New Dog. Who Dis?
Bringing a new dog home to your current dog(s) is exciting! While some new canine siblings may become fast friends, for others it may take some time. Dogs, just like people, have their own unique personalities that mesh with some and not so much with others. Also, like people, a good first impression can leave a lasting effect for dogs too. Consider these tips when introducing a new dog into your home and you’ll be setting both your current dog(s) and your new dog up for a successful, happy relationship.
1. Neutral Ground
When introducing dogs to one another, it’s important to choose a meeting spot that represents neutral ground for both pups. Bringing your new dog straight into your current dog’s home could cause an unnecessary boundary dispute. Stranger danger applies to pups too! Facilitating a “brief encounter” between your new dog and current dog is a great way to let the dogs get to know one another without egos getting in the way.
Ask a quarantine housemate (someone you are currently confined with and safe to be near) to walk one dog while you walk the other. Walk opposite directions on opposite sides of the street or about 20 feet apart. Let the dogs see each other but keep walking. Do another pass-by and then begin walking in the same direction, still on opposite sides of the street. Slowly, begin to join up with the other person and other dog. The goal here is to have both dogs actively walking near each other and being comfortable in each other’s company. Don’t let the dog’s fully meet until you’ve walked a few blocks or for about 5-7minutes. If you’re having trouble keeping the pups apart before it’s time to let them greet each other, it helps to keep the dogs separated by one human. It looks like this: Dog –Human–Dog—Human, all side by side walking briskly forward.
Once you let the pups fully meet, do your best to keep your emotions and your hands out of the situation. Dogs can feel our emotions through a leash and an anxious owner can lead to an anxious dog.
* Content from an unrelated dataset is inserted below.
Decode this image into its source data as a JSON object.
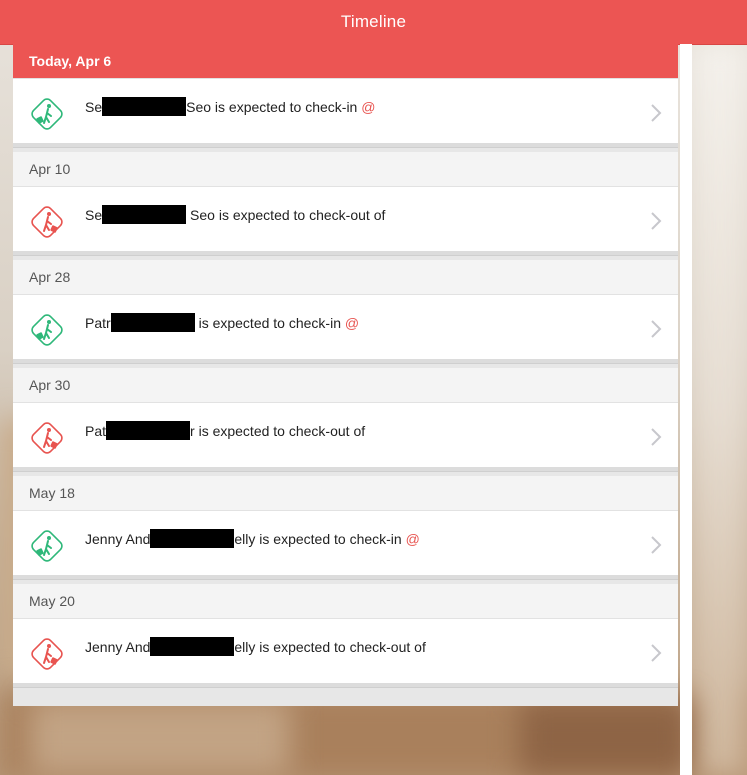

Take deep breaths and just stay calm. Don’t reach in and pet either dog while they’re meeting for the first time. Petting your new dog could cause some jealously with your current dog and vice versa. If you need to give your current dog a quick pat on the head to re-assure them that’s OK but save the love fest for later. It’s also important to keep plenty of slack in the leashes of both dogs. Dogs speak volumes to each other with body language and a tight leash could stop the dogs from sending friendly signals.
2. Inside Intro
If you don’t have outside space available, you can introduce your dogs indoors too. If you have more than one dog currently living in your home, do this intro one by one. Before you start, clear toys and treats out of the area that you plan to let the dogs meet in. If your new pup grabs your current dog’s favorite toy, that could cause some friction. Leash your current dog and your new dog and let the dogs meet in as open a space as you can provide. Remember to keep your emotions in check and give the dogs slack in the lead so they can get to know each other naturally using their own body language. A quick study on dog body language before introducing your pets is a great way to be prepared to actively analyze the play time. Check out our article Dog Speak and you will be ready to catch any negative warning signs and reward any positive signs of play.
Allow your dogs to establish their own pecking order via play and if you have a dog that resource guards toys or food, feed them in separate rooms and separate them when playing with favorite toys. And don’t stress your dog by giving his/her favorite toy to the new dog. Allow each dog their own space and items. Like people, not all dogs feel love at first sight with other dogs. It may take some time for your new and current dog to strengthen their bond. That’s ok! Do your part by letting the dogs get to know each other at their own pace and doing your best to show them equal affection.
Change Your Tone
When rewarding or correcting your dog, your tone of voice matters. Use a higher pitched, happier tone to reward and a deeper more serious tone to correct. Even if your dog doesn't yet understand the command you're giving, they will understand your tone of voice.